Remember, the oils above are golden, but one oil you might want to keep out of the frying pan is sunflower. A British investigation found that this oil from the sun-worshiping plant produced aldehydes, potentially cancer-causing compounds, at levels 20 times higher than that recommended by the World Health Organization in response to heating.10
Corn oil was also found to possess disturbing amounts of aldehydes, whereas olive oil, canola oil, butter, and even goose fat produced far fewer aldehydes when heated. While there is no published data linking sunflower oil to an increased risk of cancer risk, you may want to limit its use when cooking.
BUT WHAT ABOUT COOKING SPRAY?
Many bodybuilders use cooking sprays to coat their skillets and baking pans without the volume of oil that comes with cooking oils. What are the advantages and disadvantages to these sprays for the fitness-minded, you ask?
A short spray—about 1/4 second—delivers nearly 0 calories, meaning there’s a significant calorie savings versus using straight-up oil. An FDA loophole allows the Nutrition Facts panel to claim 0 calories by permitting the manufacturer to state an unrealistic spray time and rounding down the calories. Most people will spray for longer, so you do end up with a few calories, but this amount is still likely negligible.
While you’ll save on calories, keep in mind that when you rely solely on these sprays, you’ll miss out on some of the beneficial fats and other compounds found in oils. Also, some may find an ingredient list that includes “propellant” to be of concern. This is a food-grade propellant made from hydrocarbons such as butane and propane. Levels released when you spray your skillet in preparation for making a batch of flapjacks have been shown to be significantly lower than what could pose a toxicity risk.
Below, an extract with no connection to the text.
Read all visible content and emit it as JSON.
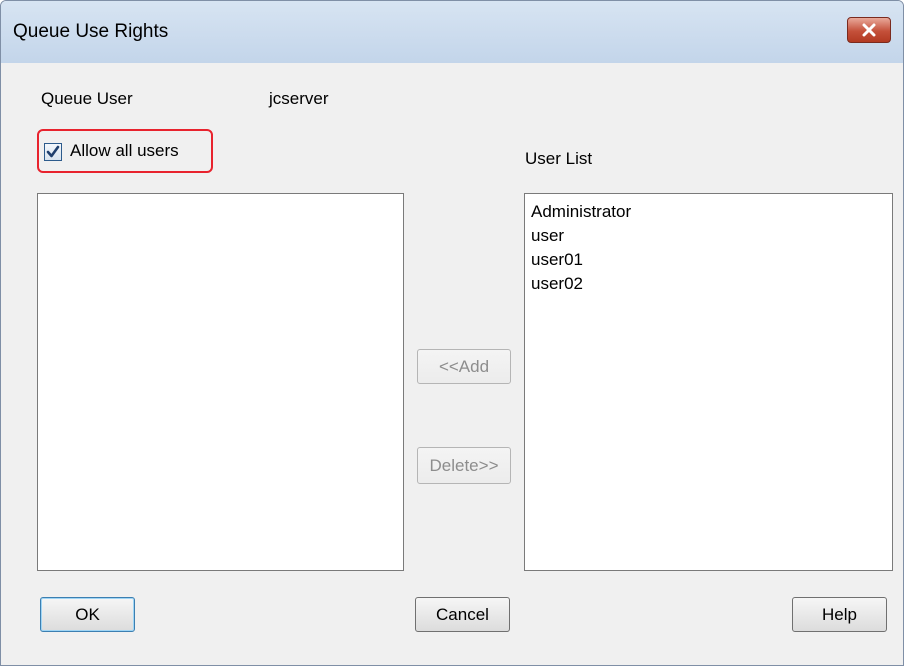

Still, if you’re concerned about propellants, you can source out organic cooking sprays that instead use carbon dioxide. Some companies, like La Tourangelle, offer nonaerosol sprays that are propellant-free and contain only a single ingredient—the oil.
Perhaps the best option is to buy an inexpensive mister and simply fill this with your own oil such as olive or canola. It’s refillable, and you can be satisfied that you’re using a cleaner product to slash some calories from your diet, which is especially helpful when watching total calories.